When it comes to concerns regarding the environment, Amazon doesn’t have the best track record even though it is a company named after a rainforest. After being criticized by its workers on this crucial issue, the trillion-dollar e-commerce giant has threatened a few employees who publically spoke out as opposed to the company’s sustainability record.
Amazon Employees for Climate Justice (AECJ) report that several members of theirs have been sent emails from lawyers and HR representatives regarding public statements they have made about Amazon’s environmental stance.
- Ads by Google -
Two outspoken employees who made comments to the media were even threatened with “termination” of their jobs if they continued to speak out since they were breaking Amazon’s rules on external communications.
“The climate crisis is already affecting all of us,” Bobby Gordon, a finance manager at Amazon, said in a press statement. “We cannot confront this monumental problem, let alone avert catastrophic damage to our planet and society if we are not allowed to speak up about it.”
How will the world remember Jeff Bezos in the era of climate emergency? Will he use his immense economic power to help, or not?Please tell @Amazon and @JeffBezos: Our world is on fire & desperately needs climate leadership. Stop silencing employees who are sounding the alarm. 2/
— Amazon Employees For Climate Justice (@AMZNforClimate) January 2, 2020
3.5 billion items have been shipped by Amazon through its delivery network in 2019 and billions more using other delivery companies. However, this benefit of rapid door-to-door delivery at the click of a mouse comes at a cost.
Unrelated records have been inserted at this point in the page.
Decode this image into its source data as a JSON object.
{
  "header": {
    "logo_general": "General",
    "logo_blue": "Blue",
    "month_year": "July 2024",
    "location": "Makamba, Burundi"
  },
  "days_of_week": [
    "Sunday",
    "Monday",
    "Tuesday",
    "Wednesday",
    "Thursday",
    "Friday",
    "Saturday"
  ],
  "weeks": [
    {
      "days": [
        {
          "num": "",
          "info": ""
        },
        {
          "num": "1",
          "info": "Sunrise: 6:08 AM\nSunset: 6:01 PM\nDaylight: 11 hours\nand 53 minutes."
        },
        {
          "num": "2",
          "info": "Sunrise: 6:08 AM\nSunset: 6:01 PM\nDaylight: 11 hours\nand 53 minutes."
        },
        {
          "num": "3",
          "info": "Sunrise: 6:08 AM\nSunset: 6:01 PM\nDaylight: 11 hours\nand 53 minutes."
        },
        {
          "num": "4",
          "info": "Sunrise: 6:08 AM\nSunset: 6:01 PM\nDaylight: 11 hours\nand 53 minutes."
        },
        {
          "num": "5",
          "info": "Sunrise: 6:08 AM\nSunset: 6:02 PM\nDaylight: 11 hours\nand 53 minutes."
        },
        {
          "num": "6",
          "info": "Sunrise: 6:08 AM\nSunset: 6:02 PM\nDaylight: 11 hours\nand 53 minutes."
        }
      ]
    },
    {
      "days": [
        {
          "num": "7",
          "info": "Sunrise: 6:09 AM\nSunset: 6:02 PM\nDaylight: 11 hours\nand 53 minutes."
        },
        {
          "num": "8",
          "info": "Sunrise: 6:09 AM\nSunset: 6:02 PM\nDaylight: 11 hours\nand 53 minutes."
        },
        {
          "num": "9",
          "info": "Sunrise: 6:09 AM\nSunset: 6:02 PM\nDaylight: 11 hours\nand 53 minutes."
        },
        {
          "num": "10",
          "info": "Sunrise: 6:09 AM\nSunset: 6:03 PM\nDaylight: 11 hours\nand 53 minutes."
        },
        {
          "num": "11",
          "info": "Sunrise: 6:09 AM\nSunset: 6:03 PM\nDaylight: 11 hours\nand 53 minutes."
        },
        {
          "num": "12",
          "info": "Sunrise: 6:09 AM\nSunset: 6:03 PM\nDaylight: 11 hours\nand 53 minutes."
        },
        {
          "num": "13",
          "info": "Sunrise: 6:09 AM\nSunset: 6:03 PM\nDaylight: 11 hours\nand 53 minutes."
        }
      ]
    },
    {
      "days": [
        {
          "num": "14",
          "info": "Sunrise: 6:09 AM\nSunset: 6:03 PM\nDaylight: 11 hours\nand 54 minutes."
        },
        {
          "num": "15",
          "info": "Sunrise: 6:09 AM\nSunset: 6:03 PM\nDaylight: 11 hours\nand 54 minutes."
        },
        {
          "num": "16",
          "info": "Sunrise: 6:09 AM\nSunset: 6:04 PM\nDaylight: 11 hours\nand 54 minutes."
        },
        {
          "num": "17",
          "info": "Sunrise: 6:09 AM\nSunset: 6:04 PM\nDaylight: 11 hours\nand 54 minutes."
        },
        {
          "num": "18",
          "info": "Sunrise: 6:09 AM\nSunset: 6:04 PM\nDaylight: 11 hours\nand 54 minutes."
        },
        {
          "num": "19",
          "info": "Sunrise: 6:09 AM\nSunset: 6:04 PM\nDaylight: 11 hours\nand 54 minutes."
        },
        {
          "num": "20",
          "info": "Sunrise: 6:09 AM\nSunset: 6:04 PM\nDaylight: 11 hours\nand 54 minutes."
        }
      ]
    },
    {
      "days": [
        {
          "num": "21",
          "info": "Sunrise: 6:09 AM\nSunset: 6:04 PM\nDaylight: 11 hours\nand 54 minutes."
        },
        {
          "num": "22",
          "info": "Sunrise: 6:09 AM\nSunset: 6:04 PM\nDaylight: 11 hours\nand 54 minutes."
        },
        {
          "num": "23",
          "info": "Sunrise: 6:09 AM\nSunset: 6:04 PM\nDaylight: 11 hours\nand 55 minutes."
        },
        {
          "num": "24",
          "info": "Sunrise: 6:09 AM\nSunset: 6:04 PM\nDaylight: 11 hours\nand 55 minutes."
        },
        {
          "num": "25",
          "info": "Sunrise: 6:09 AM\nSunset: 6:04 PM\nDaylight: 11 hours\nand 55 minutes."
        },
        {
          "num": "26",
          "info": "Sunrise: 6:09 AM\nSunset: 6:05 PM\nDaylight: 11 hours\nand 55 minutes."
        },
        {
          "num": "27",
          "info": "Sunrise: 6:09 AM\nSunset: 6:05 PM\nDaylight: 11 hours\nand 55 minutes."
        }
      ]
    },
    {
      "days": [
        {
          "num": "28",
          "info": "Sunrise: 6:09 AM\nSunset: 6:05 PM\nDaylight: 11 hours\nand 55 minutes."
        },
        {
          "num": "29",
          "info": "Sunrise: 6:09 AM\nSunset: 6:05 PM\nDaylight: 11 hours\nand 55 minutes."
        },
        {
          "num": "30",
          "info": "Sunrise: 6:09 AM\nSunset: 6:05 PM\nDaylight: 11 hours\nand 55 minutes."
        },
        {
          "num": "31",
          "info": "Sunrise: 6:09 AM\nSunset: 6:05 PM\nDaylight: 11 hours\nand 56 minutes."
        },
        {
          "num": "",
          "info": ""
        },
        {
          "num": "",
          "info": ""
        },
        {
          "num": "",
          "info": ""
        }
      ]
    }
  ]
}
The company’s work pumped out around 44.4 million tonnes (48.9 million US tons) of carbon dioxide in 2018 – that’s about the same as a small country.
AECJ, a grassroots collective of workers that want to force their employer to become a “bold leader in the fight against climate change”, is the same group that helped organize Amazon worker participation in the largest ever global climate strike in September 2019. They have also written a public letter addressed to Jeff Bezos and Amazon’s Board of Directors, urging them to “adopt the climate plan shareholder resolution and release a company-wide climate plan.”
Much of this current criticism between Amazon and the AECJ have resulted from statements given by two Amazon employees to The Washington Post – which, ironically, is owned by Amazon founder and CEO Jeff Bezos – in October 2019. In the article, they were quoted saying: “Amazon’s position is based on false premises and distracts from the fact that Amazon wants to profit in businesses that are directly contributing to climate catastrophe.”
Here's the full text of an email sent by an Amazon HR lawyer threatening an employee with termination after speaking out on climate issues. This all stemmed from a WaPo report in which the worker was quoted. WaPo reported on the threats earlier today. pic.twitter.com/4nVcCgdEiZ
— Dave Jamieson (@jamieson) January 2, 2020
As reported by Amazon, these comments are an HR issue. They say the action against AECJ members was taken because what they did disregarded the company’s well established external communications policies, which they claim are standard in the industry.
“Our policy regarding external communications is not new and we believe is similar to other large companies,” said an Amazon spokesperson told Business Insider.
“We recently updated the policy and related approval process to make it easier for employees to participate in external activities such as speeches, media interviews, and use of the company’s logo,” a spokesperson told BBC News. “As with any company policy, employees may receive a notification from our HR team if we learn of an instance where a policy is not being followed.”
- Ads by Google -
I am an International Business Management undergraduate from the University of West London (UWL) and completed the Higher National Diploma in Business Management (SQA). Apart from my studies, I am a freelance writer.